N. R. den Braver, J. Lakerveld, F. Rutters, L. J. Schoonmade, J. Brug, J. W. J. Beulens


The built environment influences behaviour, like physical activity, diet and sleep, which affects the risk of type 2 diabetes mellitus (T2DM). This study systematically reviewed and meta-analysed evidence on the association between built environmental characteristics related to lifestyle behaviour and T2DM risk/prevalence, worldwide. We systematically searched PubMed, EMBASE.com and Web of Science from their inception to 6 June 2017. Studies were included with adult populations (>18 years), T2DM or glycaemic markers as outcomes, and physical activity and/or food environment and/or residential noise as independent variables. We excluded studies of specific subsamples of the population, that focused on built environmental characteristics that directly affect the cardiovascular system, that performed prediction analyses and that do not report original research. Data appraisal and extraction were based on published reports (PROSPERO-ID: CRD42016035663). From 11,279 studies, 109 were eligible and 40 were meta-analysed. Living in an urban residence was associated with higher T2DM risk/prevalence (n = 19, odds ratio (OR) = 1.40; 95% CI, 1.2-1.6; I2 = 83%) compared to living in a rural residence. Higher neighbourhood walkability was associated with lower T2DM risk/prevalence (n = 8, OR = 0.79; 95% CI, 0.7-0.9; I2 = 92%) and more green space tended to be associated with lower T2DM risk/prevalence (n = 6, OR = 0.90; 95% CI, 0.8-1.0; I2 = 95%). No convincing evidence was found of an association between food environment with T2DM risk/prevalence. An important strength of the study was the comprehensive overview of the literature, but our study was limited by the conclusion of mainly cross-sectional studies. In addition to other positive consequences of walkability and access to green space, these environmental characteristics may also contribute to T2DM prevention. These results may be relevant for infrastructure planning.

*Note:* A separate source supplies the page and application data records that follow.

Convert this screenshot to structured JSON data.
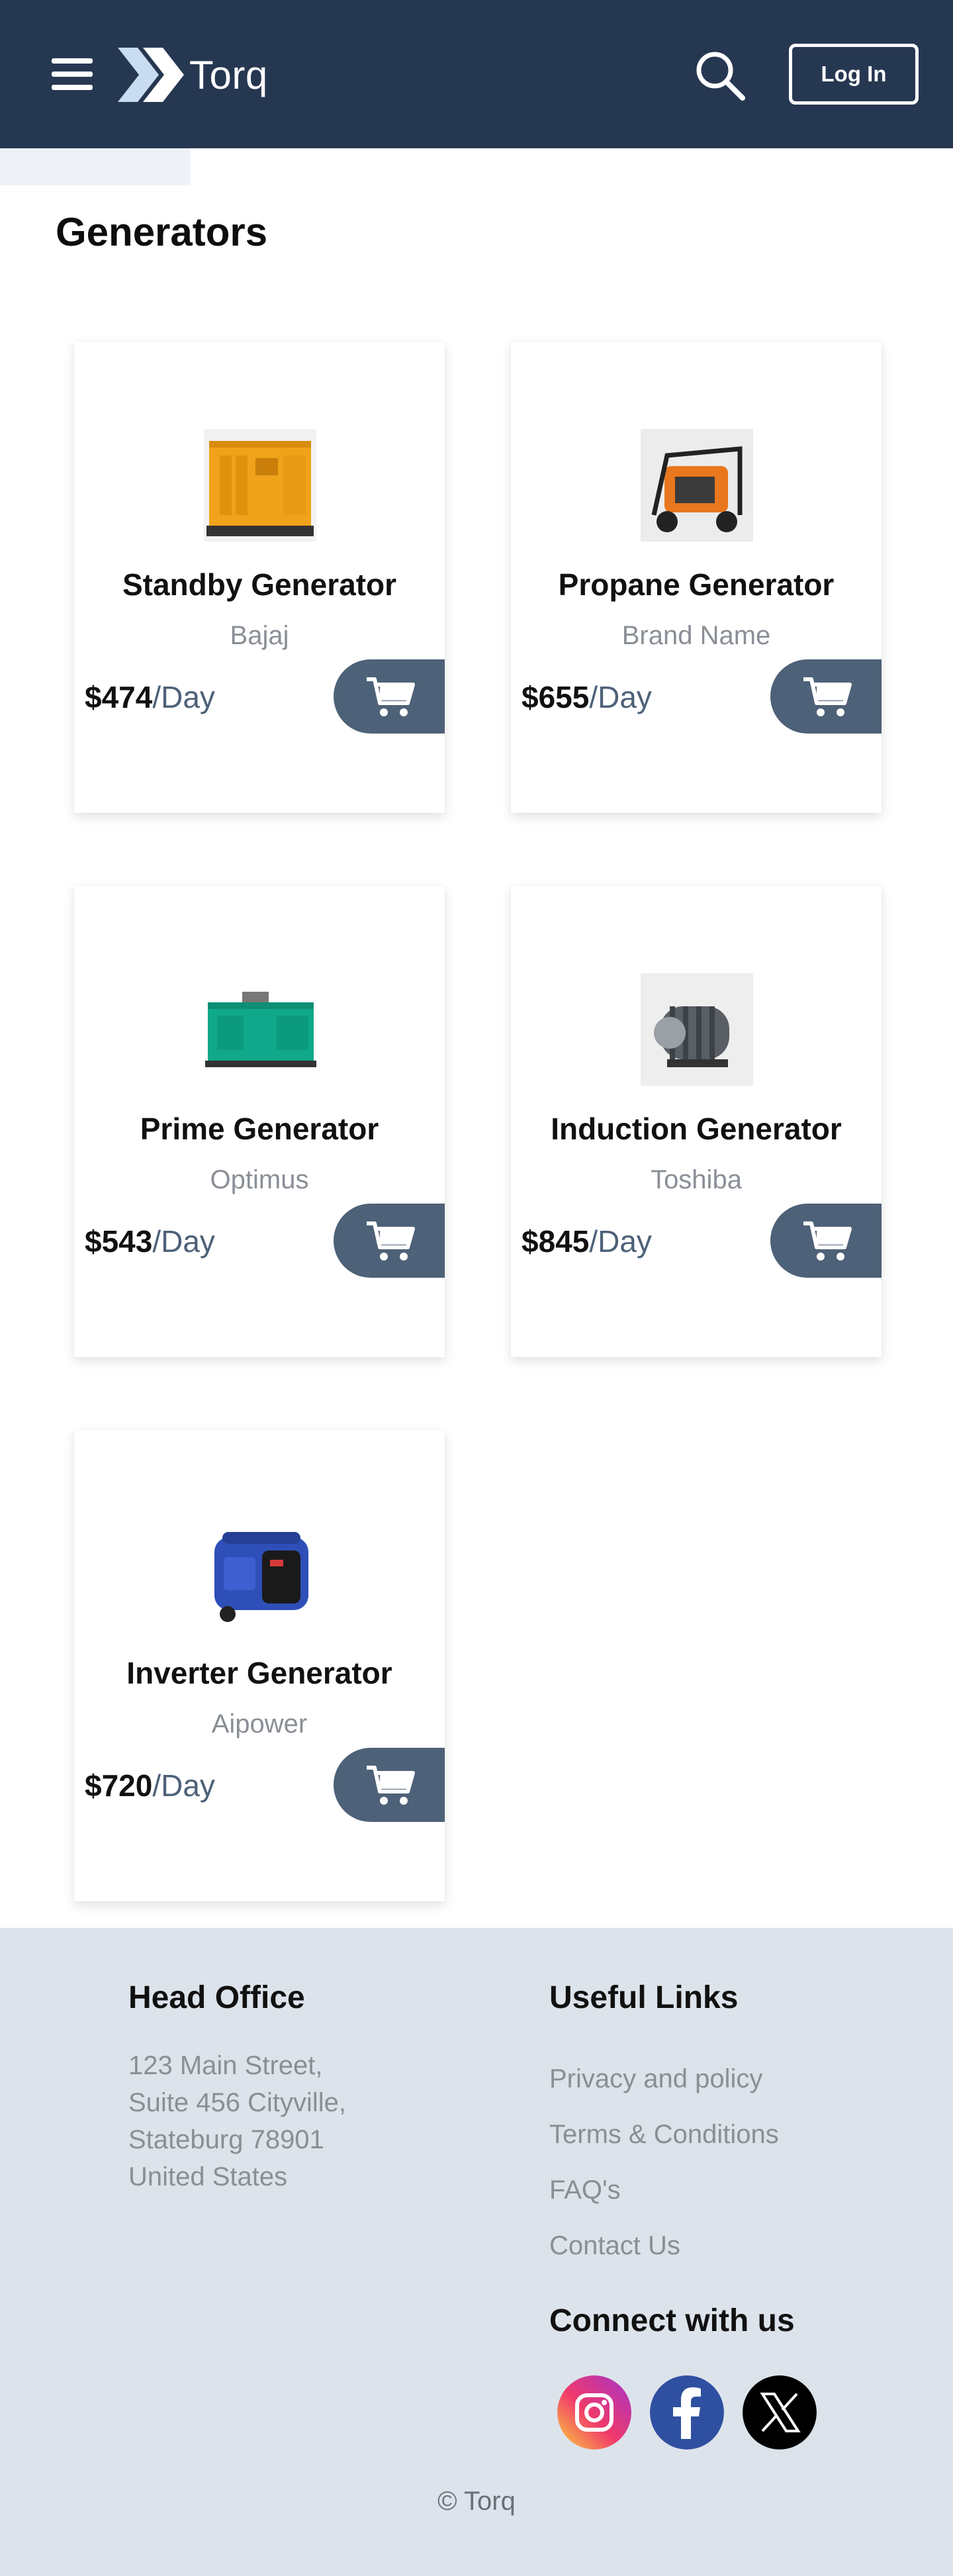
{
  "header": {
    "logo_text": "Torq",
    "login_label": "Log In"
  },
  "page": {
    "title": "Generators"
  },
  "products": [
    {
      "name": "Standby Generator",
      "brand": "Bajaj",
      "price": "$474",
      "unit": "/Day"
    },
    {
      "name": "Propane Generator",
      "brand": "Brand Name",
      "price": "$655",
      "unit": "/Day"
    },
    {
      "name": "Prime Generator",
      "brand": "Optimus",
      "price": "$543",
      "unit": "/Day"
    },
    {
      "name": "Induction Generator",
      "brand": "Toshiba",
      "price": "$845",
      "unit": "/Day"
    },
    {
      "name": "Inverter Generator",
      "brand": "Aipower",
      "price": "$720",
      "unit": "/Day"
    }
  ],
  "footer": {
    "head_office_title": "Head Office",
    "address": [
      "123 Main Street,",
      "Suite 456 Cityville,",
      "Stateburg 78901",
      "United States"
    ],
    "links_title": "Useful Links",
    "links": [
      "Privacy and policy",
      "Terms & Conditions",
      "FAQ's",
      "Contact Us"
    ],
    "connect_title": "Connect with us",
    "social": [
      "instagram-icon",
      "facebook-icon",
      "x-icon"
    ],
    "copyright": "© Torq"
  },
  "colors": {
    "header_bg": "#263751",
    "accent": "#4d6178",
    "footer_bg": "#dde3eb"
  }
}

Twitter Demographics

The data shown below were collected from the profiles of 34 tweeters who shared this research output. Click here to find out more about how the information was compiled.

Mendeley readers

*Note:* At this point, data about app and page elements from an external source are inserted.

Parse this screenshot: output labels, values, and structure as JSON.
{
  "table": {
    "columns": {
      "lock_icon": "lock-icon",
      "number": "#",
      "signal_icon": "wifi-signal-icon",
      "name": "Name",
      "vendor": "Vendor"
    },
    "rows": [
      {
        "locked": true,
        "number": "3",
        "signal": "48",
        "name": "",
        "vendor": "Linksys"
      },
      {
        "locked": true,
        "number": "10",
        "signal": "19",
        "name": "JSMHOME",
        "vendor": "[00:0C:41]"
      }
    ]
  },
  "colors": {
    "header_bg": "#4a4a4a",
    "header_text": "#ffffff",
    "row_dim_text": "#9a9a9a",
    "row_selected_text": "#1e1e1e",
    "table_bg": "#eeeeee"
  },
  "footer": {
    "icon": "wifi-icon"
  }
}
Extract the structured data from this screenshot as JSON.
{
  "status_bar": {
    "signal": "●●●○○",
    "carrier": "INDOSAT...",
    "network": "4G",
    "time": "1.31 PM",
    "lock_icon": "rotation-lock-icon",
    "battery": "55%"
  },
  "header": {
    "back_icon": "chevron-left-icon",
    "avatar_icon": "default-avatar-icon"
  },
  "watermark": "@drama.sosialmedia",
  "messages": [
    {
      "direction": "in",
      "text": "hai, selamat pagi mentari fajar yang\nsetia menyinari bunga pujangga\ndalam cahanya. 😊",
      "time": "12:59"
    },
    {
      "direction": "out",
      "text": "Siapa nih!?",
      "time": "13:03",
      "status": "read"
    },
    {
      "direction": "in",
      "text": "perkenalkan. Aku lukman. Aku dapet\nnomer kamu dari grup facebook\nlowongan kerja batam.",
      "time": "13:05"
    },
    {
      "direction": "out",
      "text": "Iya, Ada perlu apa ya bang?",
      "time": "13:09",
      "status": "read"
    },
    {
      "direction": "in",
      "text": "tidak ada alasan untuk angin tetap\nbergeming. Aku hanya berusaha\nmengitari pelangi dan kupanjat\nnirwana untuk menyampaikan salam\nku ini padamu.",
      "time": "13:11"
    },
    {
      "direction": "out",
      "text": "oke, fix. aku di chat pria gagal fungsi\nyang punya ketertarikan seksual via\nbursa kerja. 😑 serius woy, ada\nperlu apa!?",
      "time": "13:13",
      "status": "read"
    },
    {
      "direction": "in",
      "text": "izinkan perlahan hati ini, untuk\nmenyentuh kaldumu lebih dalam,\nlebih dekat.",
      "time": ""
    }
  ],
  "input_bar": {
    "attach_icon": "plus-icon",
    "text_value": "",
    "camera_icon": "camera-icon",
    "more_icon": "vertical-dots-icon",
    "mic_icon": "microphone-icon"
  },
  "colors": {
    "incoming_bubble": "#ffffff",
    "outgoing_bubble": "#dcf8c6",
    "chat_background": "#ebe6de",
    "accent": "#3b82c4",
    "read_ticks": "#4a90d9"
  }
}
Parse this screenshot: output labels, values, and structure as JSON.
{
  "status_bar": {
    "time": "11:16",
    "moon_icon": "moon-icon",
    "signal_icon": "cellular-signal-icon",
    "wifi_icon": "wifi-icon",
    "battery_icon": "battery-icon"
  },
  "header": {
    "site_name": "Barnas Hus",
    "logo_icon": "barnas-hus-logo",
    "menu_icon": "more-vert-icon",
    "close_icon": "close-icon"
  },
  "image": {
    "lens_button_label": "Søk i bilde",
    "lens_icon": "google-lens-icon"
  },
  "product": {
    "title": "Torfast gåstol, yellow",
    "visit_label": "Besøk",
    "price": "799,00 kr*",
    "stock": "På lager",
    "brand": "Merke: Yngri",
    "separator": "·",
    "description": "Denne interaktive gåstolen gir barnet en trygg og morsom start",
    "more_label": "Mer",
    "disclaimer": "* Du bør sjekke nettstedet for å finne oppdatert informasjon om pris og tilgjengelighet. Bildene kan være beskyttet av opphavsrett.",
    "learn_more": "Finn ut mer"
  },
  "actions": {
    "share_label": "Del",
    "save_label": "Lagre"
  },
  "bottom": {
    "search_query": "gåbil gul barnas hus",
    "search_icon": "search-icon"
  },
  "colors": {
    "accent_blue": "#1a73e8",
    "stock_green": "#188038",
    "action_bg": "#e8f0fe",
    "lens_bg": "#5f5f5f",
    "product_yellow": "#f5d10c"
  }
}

The data shown below were compiled from readership statistics for 254 Mendeley readers of this research output. Click here to see the associated Mendeley record.

Geographical breakdown

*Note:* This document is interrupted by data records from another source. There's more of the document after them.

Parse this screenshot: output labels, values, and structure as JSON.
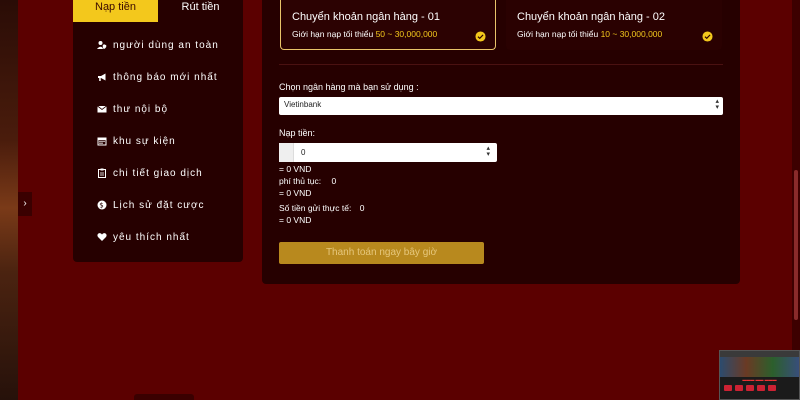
{
  "tabs": {
    "deposit": "Nạp tiền",
    "withdraw": "Rút tiền"
  },
  "sidebar": {
    "items": [
      {
        "label": "người dùng an toàn",
        "icon": "user-shield-icon"
      },
      {
        "label": "thông báo mới nhất",
        "icon": "megaphone-icon"
      },
      {
        "label": "thư nội bộ",
        "icon": "envelope-icon"
      },
      {
        "label": "khu sự kiện",
        "icon": "calendar-icon"
      },
      {
        "label": "chi tiết giao dịch",
        "icon": "clipboard-icon"
      },
      {
        "label": "Lịch sử đặt cược",
        "icon": "coin-icon"
      },
      {
        "label": "yêu thích nhất",
        "icon": "heart-icon"
      }
    ]
  },
  "banks": [
    {
      "title": "Chuyển khoản ngân hàng - 01",
      "limit_label": "Giới hạn nạp tối thiểu",
      "range": "50 ~ 30,000,000"
    },
    {
      "title": "Chuyển khoản ngân hàng - 02",
      "limit_label": "Giới hạn nạp tối thiểu",
      "range": "10 ~ 30,000,000"
    }
  ],
  "form": {
    "bank_select_label": "Chọn ngân hàng mà bạn sử dụng :",
    "bank_select_value": "Vietinbank",
    "amount_label": "Nạp tiền:",
    "amount_value": "0",
    "amount_vnd": "= 0 VND",
    "fee_label": "phí thủ tục:",
    "fee_value": "0",
    "fee_vnd": "= 0 VND",
    "actual_label": "Số tiền gửi thực tế:",
    "actual_value": "0",
    "actual_vnd": "= 0 VND",
    "pay_button": "Thanh toán ngay bây giờ"
  },
  "colors": {
    "background": "#5b0000",
    "panel": "#260000",
    "accent": "#f3c81c",
    "button": "#b8891e"
  }
}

Country Count As %
Unknown 254 100%

Demographic breakdown

Readers by professional status Count As %
Student > Ph. D. Student 44 17%
Researcher 36 14%
Student > Master 35 14%
Student > Doctoral Student 25 10%
Student > Bachelor 22 9%
Other 41 16%
Unknown 51 20%
Readers by discipline Count As %
Medicine and Dentistry 46 18%
Social Sciences 32 13%
Nursing and Health Professions 32 13%
Environmental Science 13 5%
Biochemistry, Genetics and Molecular Biology 8 3%
Other 40 16%
Unknown 83 33%

Attention Score in Context

This research output has an Altmetric Attention Score of 26. This is our high-level measure of the quality and quantity of online attention that it has received. This Attention Score, as well as the ranking and number of research outputs shown below, was calculated when the research output was last mentioned on 12 October 2021.
All research outputs
of 19,172,905 outputs
Outputs from BMC Medicine
of 2,866 outputs
Outputs of similar age
of 385,372 outputs
Outputs of similar age from BMC Medicine
of 1 outputs
Altmetric has tracked 19,172,905 research outputs across all sources so far. Compared to these this one has done particularly well and is in the 94th percentile: it's in the top 10% of all research outputs ever tracked by Altmetric.
So far Altmetric has tracked 2,866 research outputs from this source. They typically receive a lot more attention than average, with a mean Attention Score of 39.4. This one has gotten more attention than average, scoring higher than 73% of its peers.
Older research outputs will score higher simply because they've had more time to accumulate mentions. To account for age we can compare this Altmetric Attention Score to the 385,372 tracked outputs that were published within six weeks on either side of this one in any source. This one has done particularly well, scoring higher than 92% of its contemporaries.
We're also able to compare this research output to 1 others from the same source and published within six weeks on either side of this one. This one has scored higher than all of them